From Europe to Asia, leading nations are looking to take a leadership position in the next generation of mobile technologies – collectively referred to as “5G”.

Funding research, signing Memoranda of Understanding, and using sports venues to create a platform for national champions, these countries understand that 5G will be an important technology. Each of them wants their economies to be play a leading role in the supply chain.

Here in the US, the fervor for 5G is equally strong, but there is a decidedly more straightforward and pragmatic approach. As highlighted today, in a major speech given by FCC Chairman Tom Wheeler at the National Press Club, the government’s contribution to 5G is to make significant amounts of radio spectrum available for new 5G technologies, a simple but highly impactful approach to fostering 5G innovation in the United States.

And the FCC Chairman is hoping other countries take note:

Unlike some countries, we do not believe we should spend the next couple of years studying what 5G should be, how it should operate, and how to allocate spectrum, based on those assumptions…. Turning innovators loose is far preferable to expecting committees and regulators to define the future. We won’t wait for the standards to be first developed in the sometimes arduous standards-setting process or in a government-led activity. Instead, we will make ample spectrum available and then rely on a private sector-led process for producing technical standards best suited for those frequencies and use cases.

That is exactly what the FCC did when it decided to take a leadership role in the development of 4G, and it is following the same playbook with 5G.

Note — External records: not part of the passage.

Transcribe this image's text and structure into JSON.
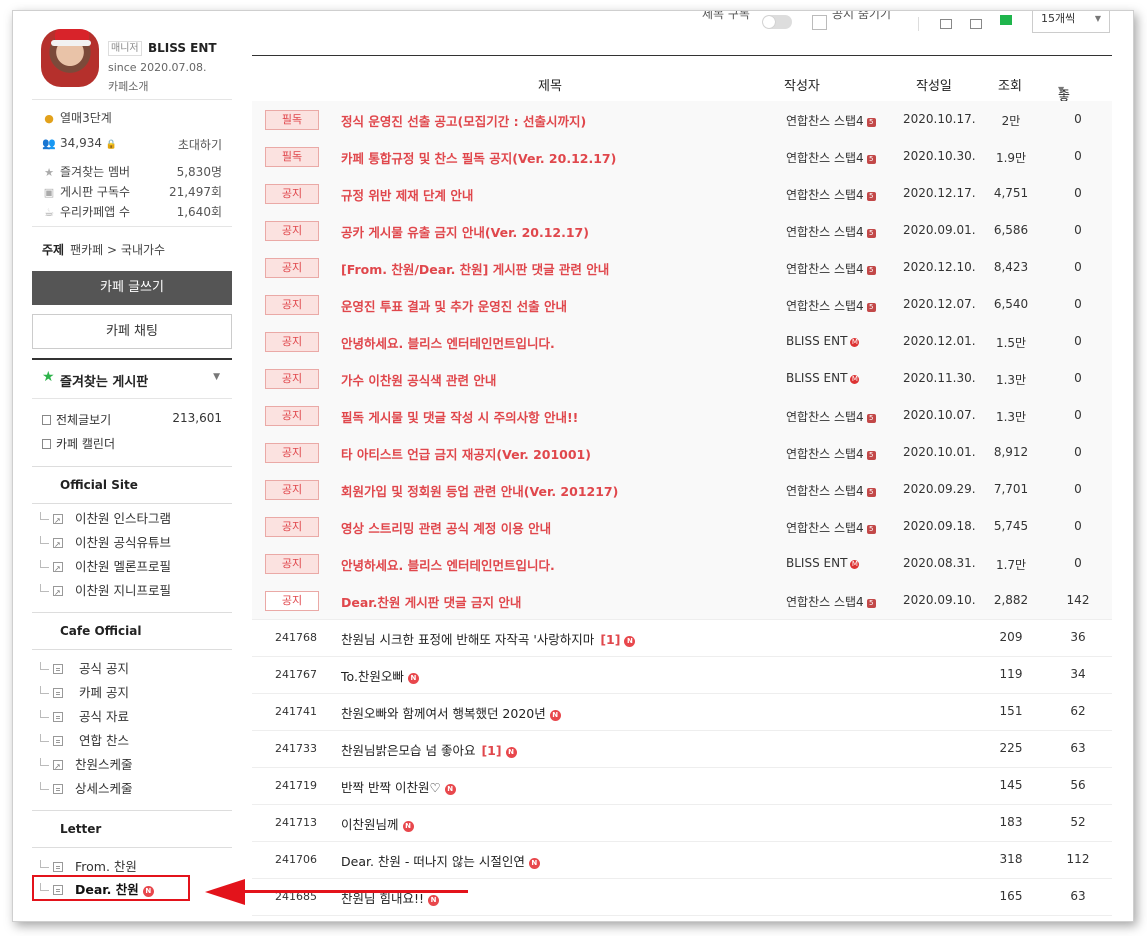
{
  "profile": {
    "manager_badge": "매니저",
    "name": "BLISS ENT",
    "since": "since 2020.07.08.",
    "cafe_intro": "카페소개"
  },
  "stats": {
    "level": "열매3단계",
    "members": "34,934",
    "invite": "초대하기",
    "fav_members_label": "즐겨찾는 멤버",
    "fav_members_value": "5,830명",
    "board_subs_label": "게시판 구독수",
    "board_subs_value": "21,497회",
    "app_label": "우리카페앱 수",
    "app_value": "1,640회"
  },
  "topic": {
    "label": "주제",
    "value": "팬카페 > 국내가수"
  },
  "buttons": {
    "write": "카페 글쓰기",
    "chat": "카페 채팅"
  },
  "favorites": {
    "title": "즐겨찾는 게시판"
  },
  "all_posts": {
    "label": "전체글보기",
    "count": "213,601"
  },
  "calendar": "카페 캘린더",
  "sections": [
    {
      "title": "Official Site",
      "items": [
        "이찬원 인스타그램",
        "이찬원 공식유튜브",
        "이찬원 멜론프로필",
        "이찬원 지니프로필"
      ]
    },
    {
      "title": "Cafe Official",
      "items": [
        "공식 공지",
        "카페 공지",
        "공식 자료",
        "연합 찬스",
        "찬원스케줄",
        "상세스케줄"
      ]
    },
    {
      "title": "Letter",
      "items": [
        "From. 찬원",
        "Dear. 찬원"
      ]
    }
  ],
  "new_badge": "N",
  "toolbar": {
    "label1": "제목 구독",
    "label2": "공지 숨기기",
    "per_page": "15개씩"
  },
  "columns": {
    "title": "제목",
    "author": "작성자",
    "date": "작성일",
    "views": "조회",
    "likes": "좋아요"
  },
  "notices": [
    {
      "tag": "필독",
      "title": "정식 운영진 선출 공고(모집기간 : 선출시까지)",
      "author": "연합찬스 스탭4",
      "date": "2020.10.17.",
      "views": "2만",
      "likes": "0"
    },
    {
      "tag": "필독",
      "title": "카페 통합규정 및 찬스 필독 공지(Ver. 20.12.17)",
      "author": "연합찬스 스탭4",
      "date": "2020.10.30.",
      "views": "1.9만",
      "likes": "0"
    },
    {
      "tag": "공지",
      "title": "규정 위반 제재 단계 안내",
      "author": "연합찬스 스탭4",
      "date": "2020.12.17.",
      "views": "4,751",
      "likes": "0"
    },
    {
      "tag": "공지",
      "title": "공카 게시물 유출 금지 안내(Ver. 20.12.17)",
      "author": "연합찬스 스탭4",
      "date": "2020.09.01.",
      "views": "6,586",
      "likes": "0"
    },
    {
      "tag": "공지",
      "title": "[From. 찬원/Dear. 찬원] 게시판 댓글 관련 안내",
      "author": "연합찬스 스탭4",
      "date": "2020.12.10.",
      "views": "8,423",
      "likes": "0"
    },
    {
      "tag": "공지",
      "title": "운영진 투표 결과 및 추가 운영진 선출 안내",
      "author": "연합찬스 스탭4",
      "date": "2020.12.07.",
      "views": "6,540",
      "likes": "0"
    },
    {
      "tag": "공지",
      "title": "안녕하세요. 블리스 엔터테인먼트입니다.",
      "author": "BLISS ENT",
      "date": "2020.12.01.",
      "views": "1.5만",
      "likes": "0"
    },
    {
      "tag": "공지",
      "title": "가수 이찬원 공식색 관련 안내",
      "author": "BLISS ENT",
      "date": "2020.11.30.",
      "views": "1.3만",
      "likes": "0"
    },
    {
      "tag": "공지",
      "title": "필독 게시물 및 댓글 작성 시 주의사항 안내!!",
      "author": "연합찬스 스탭4",
      "date": "2020.10.07.",
      "views": "1.3만",
      "likes": "0"
    },
    {
      "tag": "공지",
      "title": "타 아티스트 언급 금지 재공지(Ver. 201001)",
      "author": "연합찬스 스탭4",
      "date": "2020.10.01.",
      "views": "8,912",
      "likes": "0"
    },
    {
      "tag": "공지",
      "title": "회원가입 및 정회원 등업 관련 안내(Ver. 201217)",
      "author": "연합찬스 스탭4",
      "date": "2020.09.29.",
      "views": "7,701",
      "likes": "0"
    },
    {
      "tag": "공지",
      "title": "영상 스트리밍 관련 공식 계정 이용 안내",
      "author": "연합찬스 스탭4",
      "date": "2020.09.18.",
      "views": "5,745",
      "likes": "0"
    },
    {
      "tag": "공지",
      "title": "안녕하세요. 블리스 엔터테인먼트입니다.",
      "author": "BLISS ENT",
      "date": "2020.08.31.",
      "views": "1.7만",
      "likes": "0"
    },
    {
      "tag": "공지",
      "title": "Dear.찬원 게시판 댓글 금지 안내",
      "author": "연합찬스 스탭4",
      "date": "2020.09.10.",
      "views": "2,882",
      "likes": "142"
    }
  ],
  "posts": [
    {
      "num": "241768",
      "title": "찬원님 시크한 표정에 반해또 자작곡 '사랑하지마",
      "comments": "[1]",
      "views": "209",
      "likes": "36"
    },
    {
      "num": "241767",
      "title": "To.찬원오빠",
      "comments": "",
      "views": "119",
      "likes": "34"
    },
    {
      "num": "241741",
      "title": "찬원오빠와 함께여서 행복했던 2020년",
      "comments": "",
      "views": "151",
      "likes": "62"
    },
    {
      "num": "241733",
      "title": "찬원님밝은모습 넘 좋아요",
      "comments": "[1]",
      "views": "225",
      "likes": "63"
    },
    {
      "num": "241719",
      "title": "반짝 반짝 이찬원♡",
      "comments": "",
      "views": "145",
      "likes": "56"
    },
    {
      "num": "241713",
      "title": "이찬원님께",
      "comments": "",
      "views": "183",
      "likes": "52"
    },
    {
      "num": "241706",
      "title": "Dear. 찬원 - 떠나지 않는 시절인연",
      "comments": "",
      "views": "318",
      "likes": "112"
    },
    {
      "num": "241685",
      "title": "찬원님 힘내요!!",
      "comments": "",
      "views": "165",
      "likes": "63"
    }
  ],
  "colors": {
    "accent_red": "#e0474c",
    "highlight_red": "#e3131b",
    "green": "#1fb54c",
    "write_button": "#555555"
  }
}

Except this time the FCC is moving faster. Its plan to allocate thousands of megahertz of millimeter wave spectrum at 28 GHz, 37 GHz and 39 GHz for licensed use, and at 64-71 GHz for unlicensed use will have moved from proposal stage to decision in nine short months.

So what do we hope 5G will be and why will it be better than 4G? Well, for starters, 4G is a “one size fits all” broadband access technology. 5G will be an infinitely more flexible set of capabilities that will support everything from low latency, low bandwidth applications to anticipated bandwidth-intensive activities such as virtual reality. In short, the future of wireless is 5G, and with the FCC’s action next month, the US will play a key role in its development.